Flacco’s agent, Joe Linta, raised quite a few eyebrows earlier this offseason when he stated that Flacco is one of the top five quarterbacks in the NFL and should be paid like one.
Well, Flacco, 27, took it one step further Tuesday, telling WNST-1570 in Baltimore that he believes he is the “best” quarterback in the league.
“I would assume everybody thinks they are a top-five quarterback. I think I’m the best, Flacco said, via WNST.net. “I don’t think I’m top five, I think I’m the best. I don’t think I’d be very successful at my job if I didn’t feel that way.”
It was just last offseason, when New York Giants quarterback, Eli Manning, put himself in the same class as Tom Brady. Most laughed until Manning beat Brady in the Super Bowl for a second time.
Like Manning, Flacco has talked the talk, now it’s time for him to walk the walk.
Similar to Manning, Flacco was right to say what he did. As a competitor, Flacco should believe he’s the best, or why else would he be playing if he thought otherwise?
How would you expect Flacco to respond to the question? Maybe he could have given a more modest answer — like he doesn’t compare himself to other quarterbacks — or doesn’t rank himself among anyone else but himself.
Now, had Flacco said he was anything but the best quarterback in the NFL, he would have been ripped to shreds for having no confidence in himself or his abilities.
Flacco’s track record speaks for itself. In his first four seasons as a starter, Flacco’s 44 victories are the most by any quarterback through their first four seasons in NFL history. Flacco is also the only quarterback in NFL history to have taken his team to the postseason and win a playoff game in each of his first four seasons.
Last season, Flacco led the Ravens on a 92-yard, game-winning touchdown drive in the final two minutes of a prime-time game in Pittsburgh against the league’s top-rated defense.

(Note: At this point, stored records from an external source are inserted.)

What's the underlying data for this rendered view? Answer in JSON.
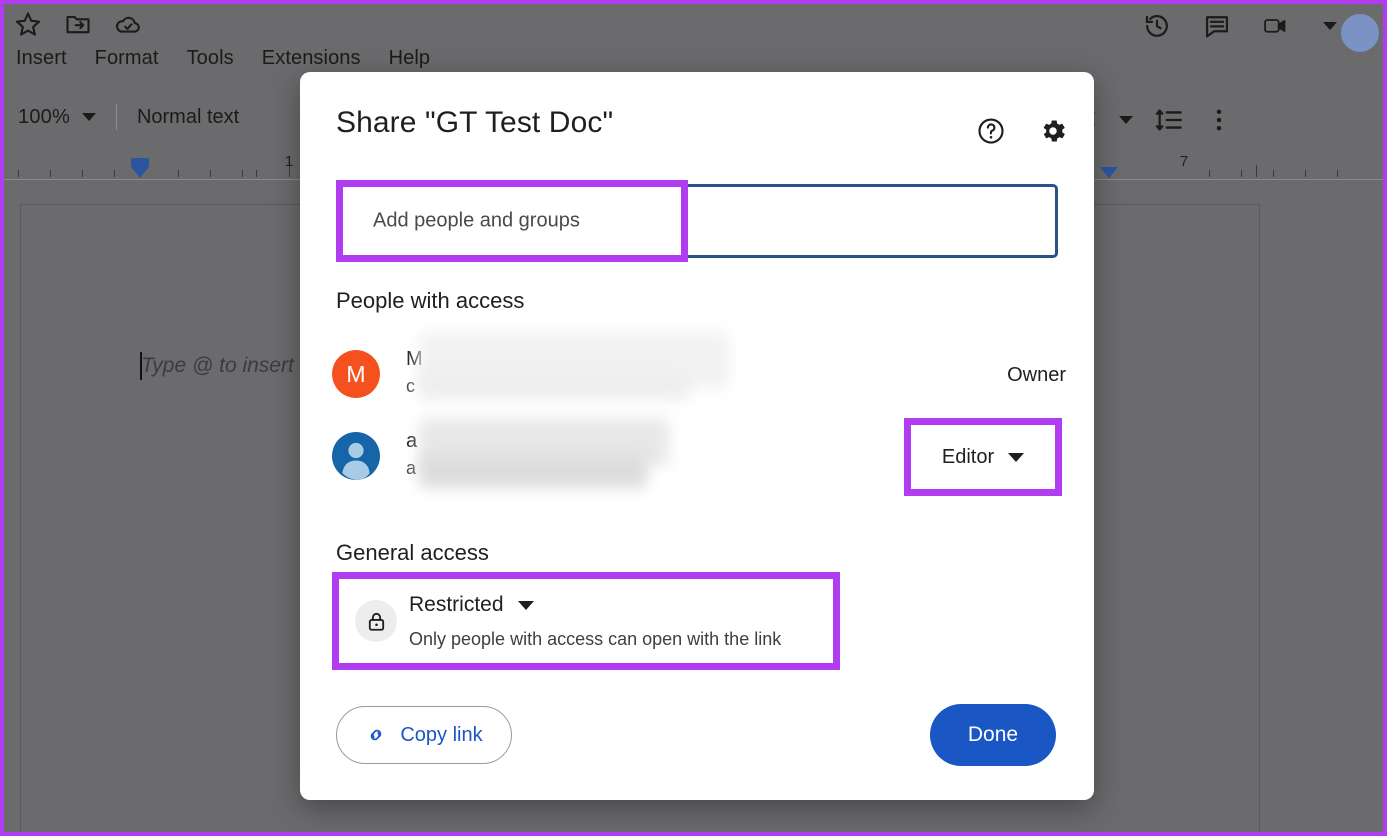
{
  "app": {
    "backdrop_dim_color": "#6b6b6e",
    "highlight_color": "#b23df0",
    "accent_blue": "#1a56c4"
  },
  "docs_toolbar": {
    "quick_icons": [
      {
        "name": "star-icon",
        "label": "Star"
      },
      {
        "name": "move-to-folder-icon",
        "label": "Move"
      },
      {
        "name": "cloud-saved-icon",
        "label": "Saved to Drive"
      }
    ],
    "menu_items": [
      "Insert",
      "Format",
      "Tools",
      "Extensions",
      "Help"
    ],
    "zoom_level": "100%",
    "paragraph_style": "Normal text",
    "right_icons": [
      {
        "name": "version-history-icon",
        "label": "Version history"
      },
      {
        "name": "comment-icon",
        "label": "Comments"
      },
      {
        "name": "meet-camera-icon",
        "label": "Join call"
      }
    ],
    "right_icons_second_row": [
      {
        "name": "align-icon",
        "label": "Alignment"
      },
      {
        "name": "line-spacing-icon",
        "label": "Line spacing"
      },
      {
        "name": "more-options-icon",
        "label": "More"
      }
    ]
  },
  "ruler": {
    "labels": [
      "1",
      "7"
    ]
  },
  "document": {
    "placeholder": "Type @ to insert"
  },
  "dialog": {
    "title": "Share \"GT Test Doc\"",
    "header_icons": [
      {
        "name": "help-icon",
        "label": "Help"
      },
      {
        "name": "settings-gear-icon",
        "label": "Settings"
      }
    ],
    "add_people": {
      "placeholder": "Add people and groups",
      "value": "",
      "highlighted": true
    },
    "people_section": {
      "heading": "People with access",
      "people": [
        {
          "avatar_initial": "M",
          "avatar_color": "#f4511e",
          "avatar_type": "initial",
          "name_visible": "M",
          "email_visible": "c",
          "redacted": true,
          "role": "Owner",
          "role_is_dropdown": false
        },
        {
          "avatar_initial": "",
          "avatar_color": "#1565a8",
          "avatar_type": "person-silhouette",
          "name_visible": "a",
          "email_visible": "a",
          "redacted": true,
          "role": "Editor",
          "role_is_dropdown": true
        }
      ]
    },
    "general_access": {
      "heading": "General access",
      "icon": "lock-icon",
      "value": "Restricted",
      "description": "Only people with access can open with the link",
      "highlighted": true
    },
    "footer": {
      "copy_link_label": "Copy link",
      "copy_link_icon": "link-icon",
      "done_label": "Done"
    }
  }
}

In addition, he outplayed Brady in the AFC Championship game and was one stripped pass away from putting the Ravens in the Super Bowl for the first time since 2000.
The biggest problem for Flacco has been playing with consistency from one week to the next. He played perhaps the worst game of his career last season, in a 12-7 loss to the Jacksonville Jaguars. He was a dismal 21-of-38 for 155 yards, one touchdown and one interception, and the offense didn’t record a first down until the 5:26 mark in the third quarter.

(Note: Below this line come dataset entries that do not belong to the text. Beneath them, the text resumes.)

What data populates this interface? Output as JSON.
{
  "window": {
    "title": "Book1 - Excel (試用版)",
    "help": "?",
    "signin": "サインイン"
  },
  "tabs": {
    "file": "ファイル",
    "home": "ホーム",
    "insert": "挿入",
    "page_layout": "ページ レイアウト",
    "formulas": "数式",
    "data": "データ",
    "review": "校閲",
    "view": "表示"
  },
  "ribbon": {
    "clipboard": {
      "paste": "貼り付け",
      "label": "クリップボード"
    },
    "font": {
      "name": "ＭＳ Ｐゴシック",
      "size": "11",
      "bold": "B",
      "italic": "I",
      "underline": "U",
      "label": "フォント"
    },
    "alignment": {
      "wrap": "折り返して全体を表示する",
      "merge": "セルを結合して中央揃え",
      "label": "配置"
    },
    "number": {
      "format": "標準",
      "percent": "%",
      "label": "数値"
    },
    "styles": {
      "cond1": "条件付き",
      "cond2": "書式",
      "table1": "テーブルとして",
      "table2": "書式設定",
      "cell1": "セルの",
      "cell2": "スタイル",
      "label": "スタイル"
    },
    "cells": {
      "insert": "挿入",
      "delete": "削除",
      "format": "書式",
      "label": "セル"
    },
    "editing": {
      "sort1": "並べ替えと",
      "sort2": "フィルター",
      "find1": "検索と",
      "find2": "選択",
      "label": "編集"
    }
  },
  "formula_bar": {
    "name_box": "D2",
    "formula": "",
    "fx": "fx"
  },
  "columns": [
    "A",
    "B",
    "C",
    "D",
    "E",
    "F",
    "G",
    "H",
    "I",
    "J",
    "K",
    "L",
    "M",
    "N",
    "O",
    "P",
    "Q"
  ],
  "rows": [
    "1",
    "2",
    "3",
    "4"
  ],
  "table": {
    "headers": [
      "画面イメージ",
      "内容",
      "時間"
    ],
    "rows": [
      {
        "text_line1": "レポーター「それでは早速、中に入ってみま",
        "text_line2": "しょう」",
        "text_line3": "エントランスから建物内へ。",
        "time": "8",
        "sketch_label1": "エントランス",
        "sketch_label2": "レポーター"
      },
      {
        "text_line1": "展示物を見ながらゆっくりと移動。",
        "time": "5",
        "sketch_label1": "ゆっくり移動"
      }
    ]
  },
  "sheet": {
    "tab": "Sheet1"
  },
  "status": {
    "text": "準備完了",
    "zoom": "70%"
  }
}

So, before Flacco can self-proclaim himself as the “best,” he has to play with more consistency. It’s not only about the consistency, but it’s also about him proving he can carry the offense and be depended on week after week.
And, the one thing all “elite quarterbacks” have in common is Super Bowl rings. Flacco has to take the Ravens to the Super Bowl and win it. Period. End of story.

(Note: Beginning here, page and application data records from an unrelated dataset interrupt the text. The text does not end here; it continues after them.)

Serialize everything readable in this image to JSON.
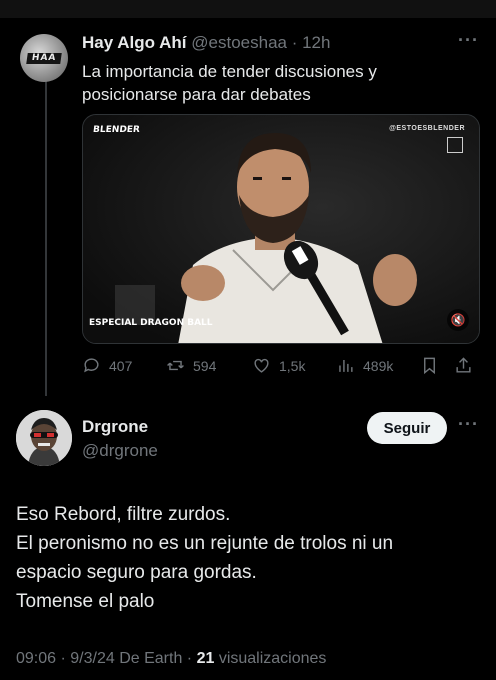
{
  "tweet1": {
    "avatar_logo_text": "HAA",
    "name": "Hay Algo Ahí",
    "handle": "@estoeshaa",
    "time": "12h",
    "text_lines": [
      "La importancia de tender discusiones y",
      "posicionarse para dar debates"
    ],
    "video": {
      "brand": "BLENDER",
      "handle": "@ESTOESBLENDER",
      "caption": "ESPECIAL DRAGON BALL"
    },
    "actions": {
      "replies": "407",
      "retweets": "594",
      "likes": "1,5k",
      "views": "489k"
    }
  },
  "tweet2": {
    "name": "Drgrone",
    "handle": "@drgrone",
    "follow_label": "Seguir",
    "text_lines": [
      "Eso Rebord, filtre zurdos.",
      "El peronismo no es un rejunte de trolos ni un",
      "espacio seguro para gordas.",
      "Tomense el palo"
    ],
    "meta": {
      "time": "09:06",
      "date": "9/3/24",
      "source": "De Earth",
      "views_count": "21",
      "views_label": "visualizaciones"
    }
  },
  "colors": {
    "background": "#000000",
    "text": "#e7e9ea",
    "secondary": "#71767b",
    "follow_bg": "#eff3f4"
  }
}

When you look at the best quarterbacks in the league — Brady, Peyton Manning, Aaron Rodgers, Drew Brees and Eli Manning — the one thing they all have in common — Super Bowl rings.
But I can see where Flacco is coming from. Throughout the course of last season, Flacco had to defend himself from critics. Not only was he hearing it from the media, but even his own teammate, Ed Reed, questioned No. 5’s grip on the offense after the team’s AFC divisional-round victory over the Houston Texans.
Whatever Flacco has to do to amp himself up, I’m all for it.
The fact of the matter is not whether Flacco is the best quarterback or not. Clearly, he’s not. The important thing is that he believes he is the best, and the challenge now will be backing up his latest statement.